Most people will feel some degree of anxiety and discomfort when they anticipate a painful experience, such as getting an injection, or when faced with potential danger, such as being confronted by an angry, barking dog. People with a specific phobia have developed an extreme fear of a particular object, activity or situation which is out of proportion with the actual level of threat posed. People with specific phobia will actively avoid the feared object or situation, and experience a high level of anxiety if it is encountered.

Key Points

Common phobias include:

Specific phobias usually develop during childhood and are twice as likely to be diagnosed in women compared to men. More than 75 per cent of people with a specific phobia experience multiple phobias over their lifetime.


Specific phobia is characterised by:

A diagnosis of a specific phobia is made when these symptoms are present for six months or longer and cause the person significant distress, or interfere with important aspects of the person’s life, such their work or relationships.

Seeking Help

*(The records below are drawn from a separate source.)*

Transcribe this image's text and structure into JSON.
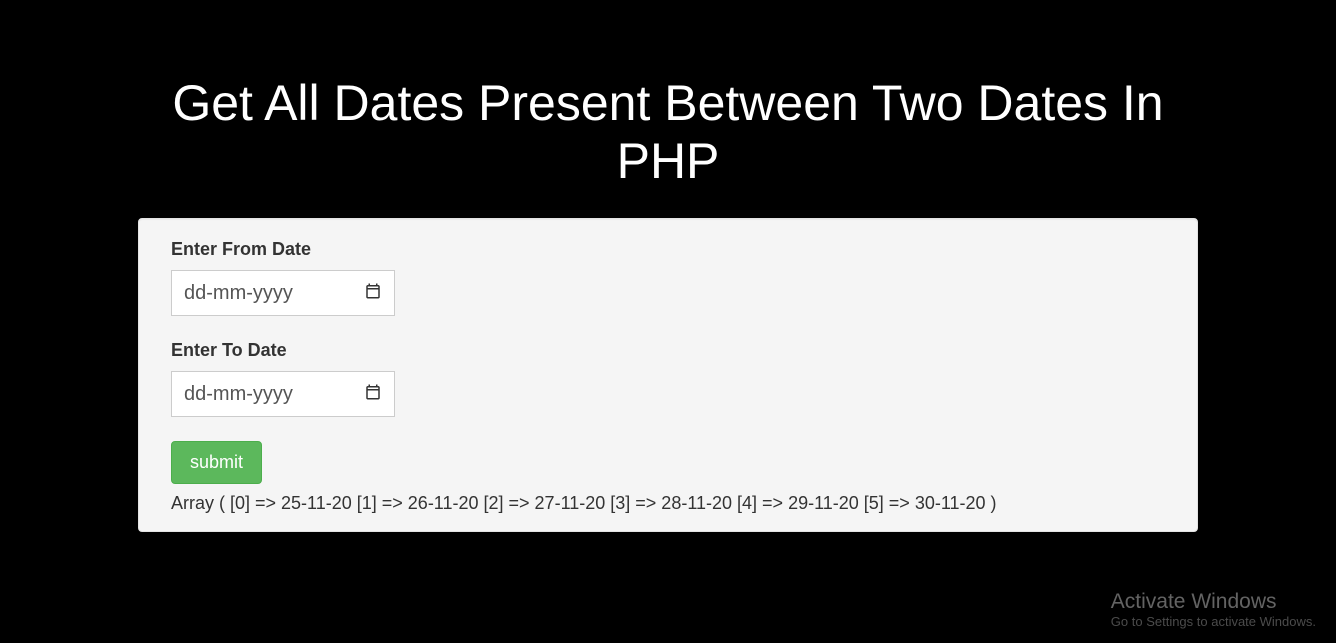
{
  "header": {
    "title": "Get All Dates Present Between Two Dates In PHP"
  },
  "form": {
    "from_label": "Enter From Date",
    "from_placeholder": "dd-mm-yyyy",
    "to_label": "Enter To Date",
    "to_placeholder": "dd-mm-yyyy",
    "submit_label": "submit"
  },
  "output": {
    "text": "Array ( [0] => 25-11-20 [1] => 26-11-20 [2] => 27-11-20 [3] => 28-11-20 [4] => 29-11-20 [5] => 30-11-20 )"
  },
  "watermark": {
    "title": "Activate Windows",
    "subtitle": "Go to Settings to activate Windows."
  }
}
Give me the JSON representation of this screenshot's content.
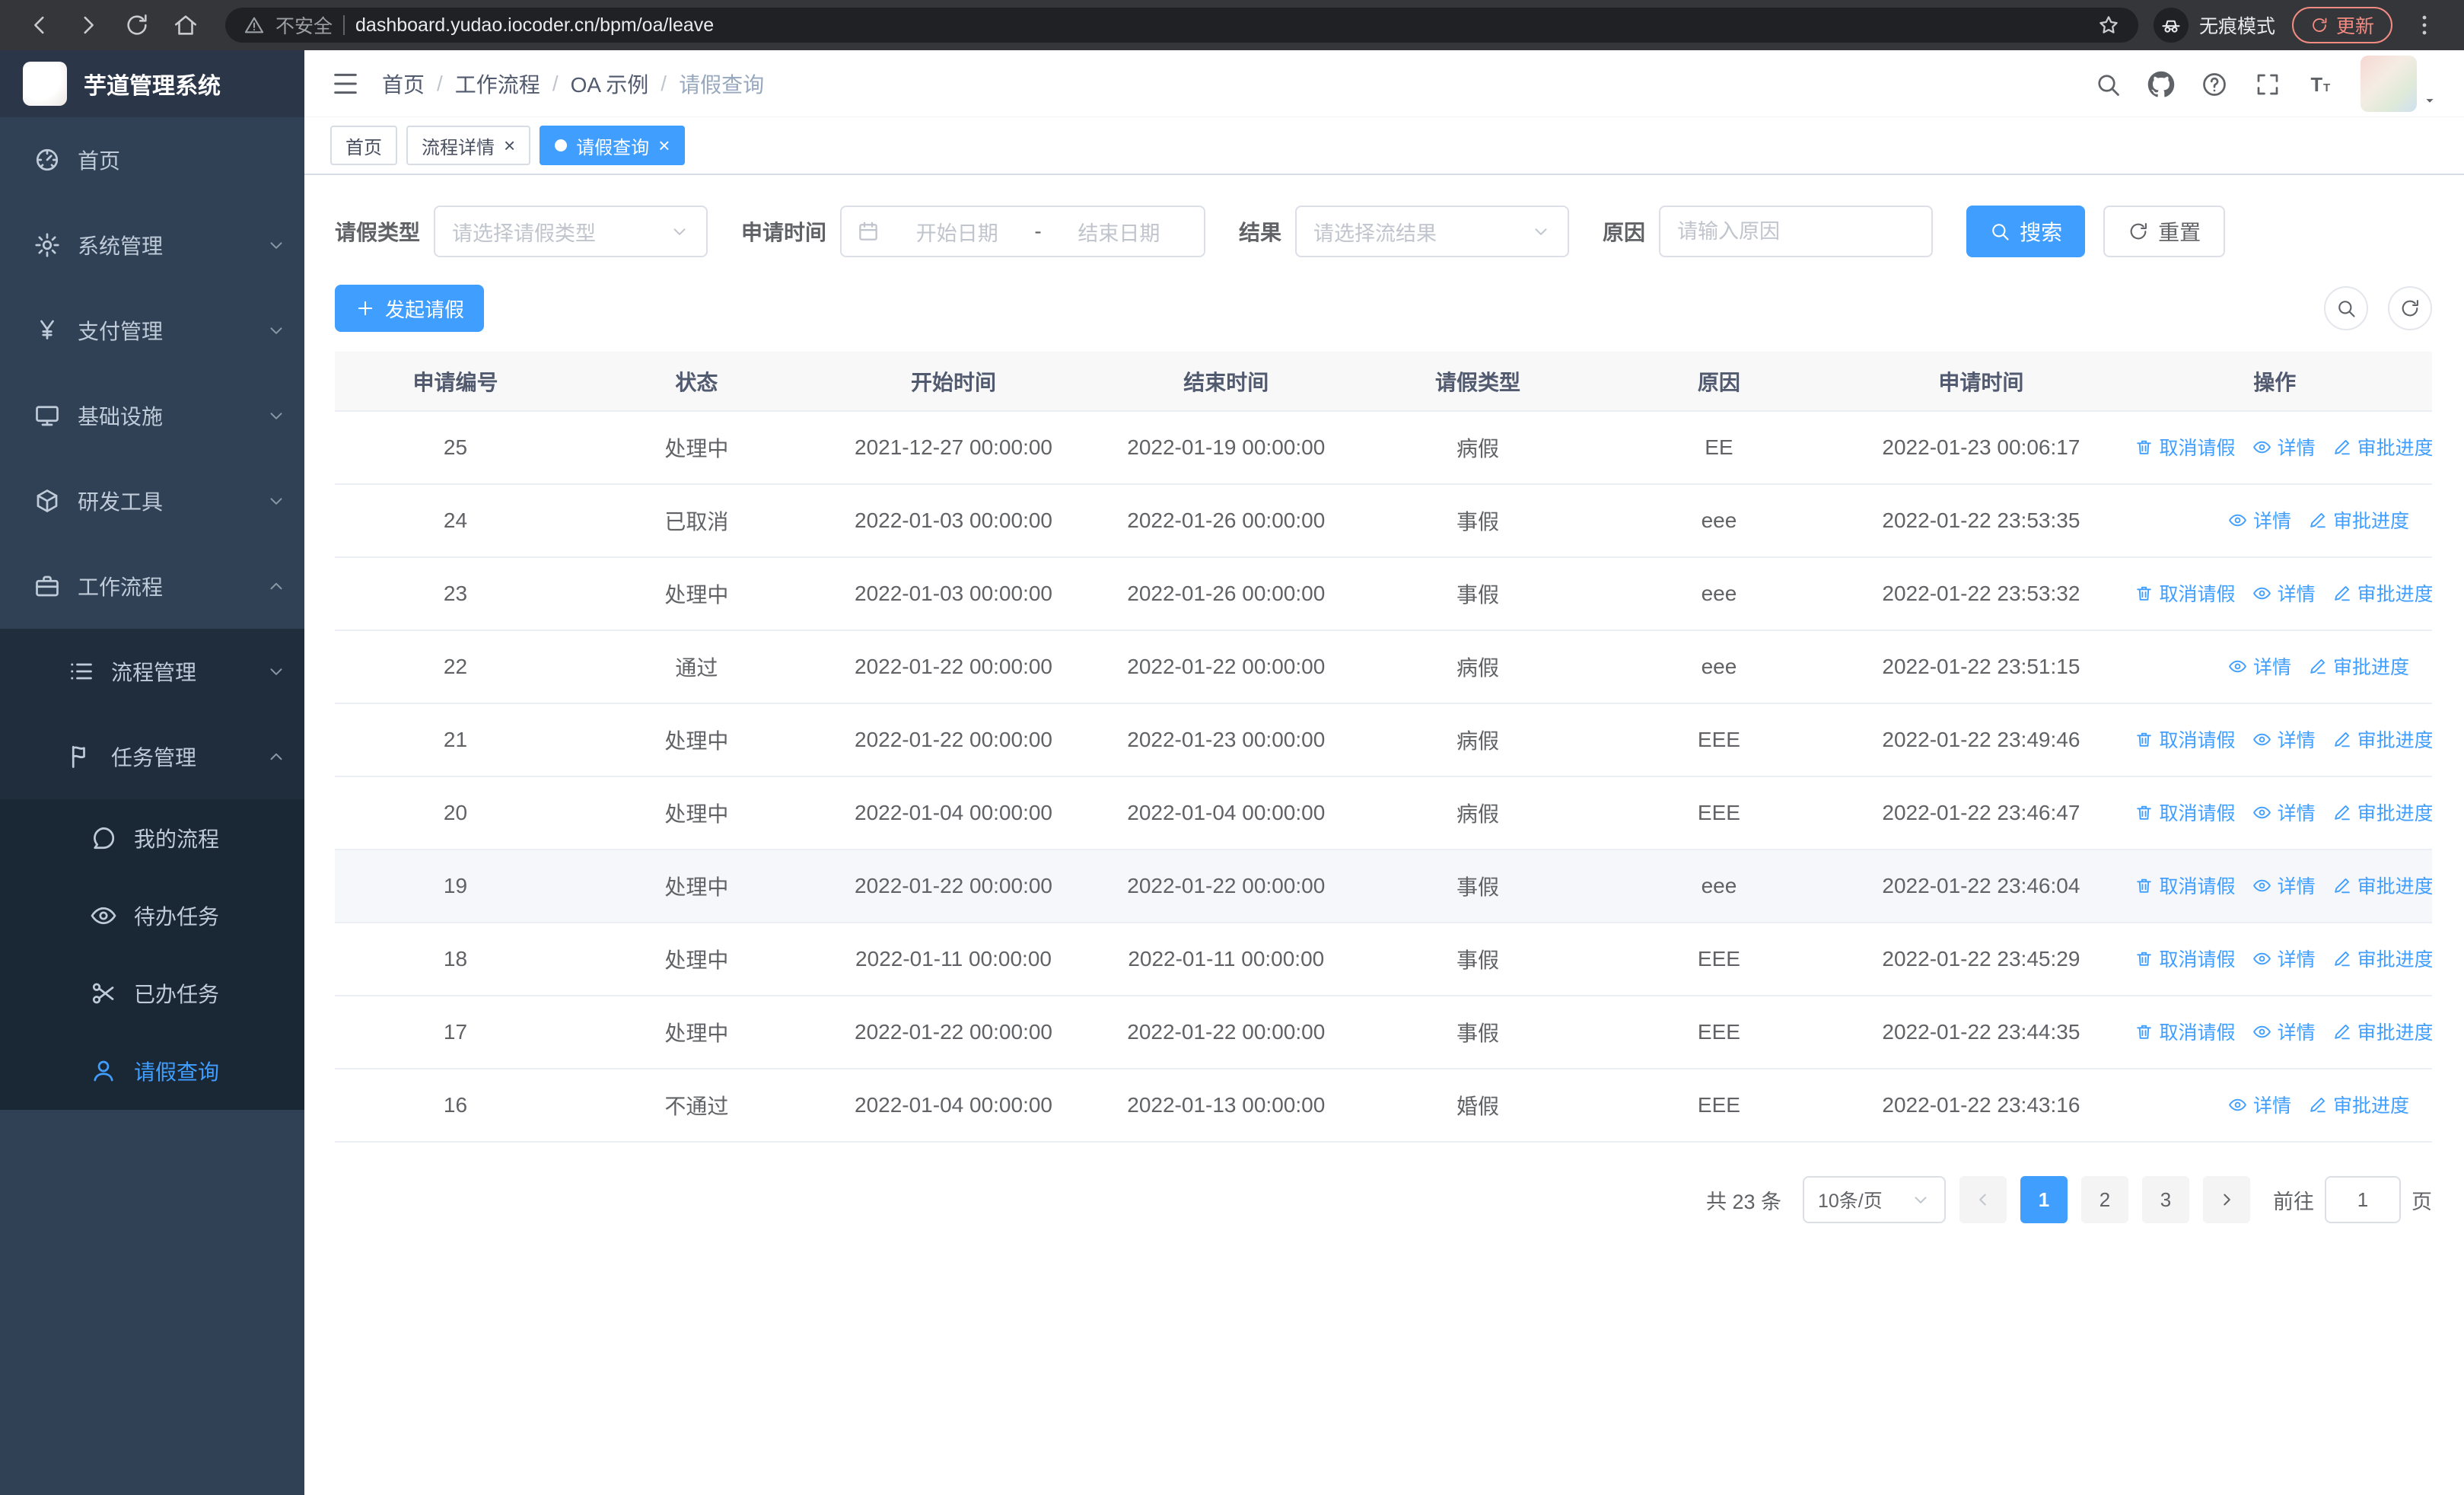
{
  "browser": {
    "security_label": "不安全",
    "url": "dashboard.yudao.iocoder.cn/bpm/oa/leave",
    "incognito_label": "无痕模式",
    "update_label": "更新"
  },
  "sidebar": {
    "logo_title": "芋道管理系统",
    "items": [
      {
        "label": "首页"
      },
      {
        "label": "系统管理"
      },
      {
        "label": "支付管理"
      },
      {
        "label": "基础设施"
      },
      {
        "label": "研发工具"
      },
      {
        "label": "工作流程"
      }
    ],
    "workflow_children": [
      {
        "label": "流程管理"
      },
      {
        "label": "任务管理"
      }
    ],
    "task_children": [
      {
        "label": "我的流程"
      },
      {
        "label": "待办任务"
      },
      {
        "label": "已办任务"
      },
      {
        "label": "请假查询"
      }
    ]
  },
  "header": {
    "breadcrumb": [
      "首页",
      "工作流程",
      "OA 示例",
      "请假查询"
    ]
  },
  "tabs": [
    {
      "label": "首页"
    },
    {
      "label": "流程详情"
    },
    {
      "label": "请假查询"
    }
  ],
  "filters": {
    "leave_type_label": "请假类型",
    "leave_type_placeholder": "请选择请假类型",
    "apply_time_label": "申请时间",
    "start_placeholder": "开始日期",
    "separator": "-",
    "end_placeholder": "结束日期",
    "result_label": "结果",
    "result_placeholder": "请选择流结果",
    "reason_label": "原因",
    "reason_placeholder": "请输入原因",
    "search_label": "搜索",
    "reset_label": "重置"
  },
  "toolbar": {
    "create_label": "发起请假"
  },
  "table": {
    "columns": [
      "申请编号",
      "状态",
      "开始时间",
      "结束时间",
      "请假类型",
      "原因",
      "申请时间",
      "操作"
    ],
    "actions": {
      "cancel": "取消请假",
      "detail": "详情",
      "progress": "审批进度"
    },
    "rows": [
      {
        "id": "25",
        "status": "处理中",
        "start": "2021-12-27 00:00:00",
        "end": "2022-01-19 00:00:00",
        "type": "病假",
        "reason": "EE",
        "apply_time": "2022-01-23 00:06:17",
        "cancellable": true
      },
      {
        "id": "24",
        "status": "已取消",
        "start": "2022-01-03 00:00:00",
        "end": "2022-01-26 00:00:00",
        "type": "事假",
        "reason": "eee",
        "apply_time": "2022-01-22 23:53:35",
        "cancellable": false
      },
      {
        "id": "23",
        "status": "处理中",
        "start": "2022-01-03 00:00:00",
        "end": "2022-01-26 00:00:00",
        "type": "事假",
        "reason": "eee",
        "apply_time": "2022-01-22 23:53:32",
        "cancellable": true
      },
      {
        "id": "22",
        "status": "通过",
        "start": "2022-01-22 00:00:00",
        "end": "2022-01-22 00:00:00",
        "type": "病假",
        "reason": "eee",
        "apply_time": "2022-01-22 23:51:15",
        "cancellable": false
      },
      {
        "id": "21",
        "status": "处理中",
        "start": "2022-01-22 00:00:00",
        "end": "2022-01-23 00:00:00",
        "type": "病假",
        "reason": "EEE",
        "apply_time": "2022-01-22 23:49:46",
        "cancellable": true
      },
      {
        "id": "20",
        "status": "处理中",
        "start": "2022-01-04 00:00:00",
        "end": "2022-01-04 00:00:00",
        "type": "病假",
        "reason": "EEE",
        "apply_time": "2022-01-22 23:46:47",
        "cancellable": true
      },
      {
        "id": "19",
        "status": "处理中",
        "start": "2022-01-22 00:00:00",
        "end": "2022-01-22 00:00:00",
        "type": "事假",
        "reason": "eee",
        "apply_time": "2022-01-22 23:46:04",
        "cancellable": true,
        "highlight": true
      },
      {
        "id": "18",
        "status": "处理中",
        "start": "2022-01-11 00:00:00",
        "end": "2022-01-11 00:00:00",
        "type": "事假",
        "reason": "EEE",
        "apply_time": "2022-01-22 23:45:29",
        "cancellable": true
      },
      {
        "id": "17",
        "status": "处理中",
        "start": "2022-01-22 00:00:00",
        "end": "2022-01-22 00:00:00",
        "type": "事假",
        "reason": "EEE",
        "apply_time": "2022-01-22 23:44:35",
        "cancellable": true
      },
      {
        "id": "16",
        "status": "不通过",
        "start": "2022-01-04 00:00:00",
        "end": "2022-01-13 00:00:00",
        "type": "婚假",
        "reason": "EEE",
        "apply_time": "2022-01-22 23:43:16",
        "cancellable": false
      }
    ]
  },
  "pagination": {
    "total": "共 23 条",
    "page_size": "10条/页",
    "pages": [
      "1",
      "2",
      "3"
    ],
    "active_page": "1",
    "goto_label": "前往",
    "goto_value": "1",
    "unit_label": "页"
  },
  "icons": {
    "search-icon": "magnifier",
    "github-icon": "octocat-mark",
    "help-icon": "question-circle",
    "fullscreen-icon": "corner-brackets",
    "font-size-icon": "double-T",
    "cancel-leave-icon": "trash",
    "detail-icon": "eye",
    "approval-progress-icon": "pen",
    "refresh-icon": "circular-arrow",
    "calendar-icon": "calendar",
    "incognito-icon": "hat-and-glasses"
  }
}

If a specific phobia is affecting your day-to-day life, a psychologist may be able to help. Psychologists are highly trained and qualified professionals, skilled in diagnosing and treating a range of mental health concerns, including phobias. A psychologist can help you to identify and manage the factors that contribute to your phobia.

If you are experiencing similar problems, please contact us.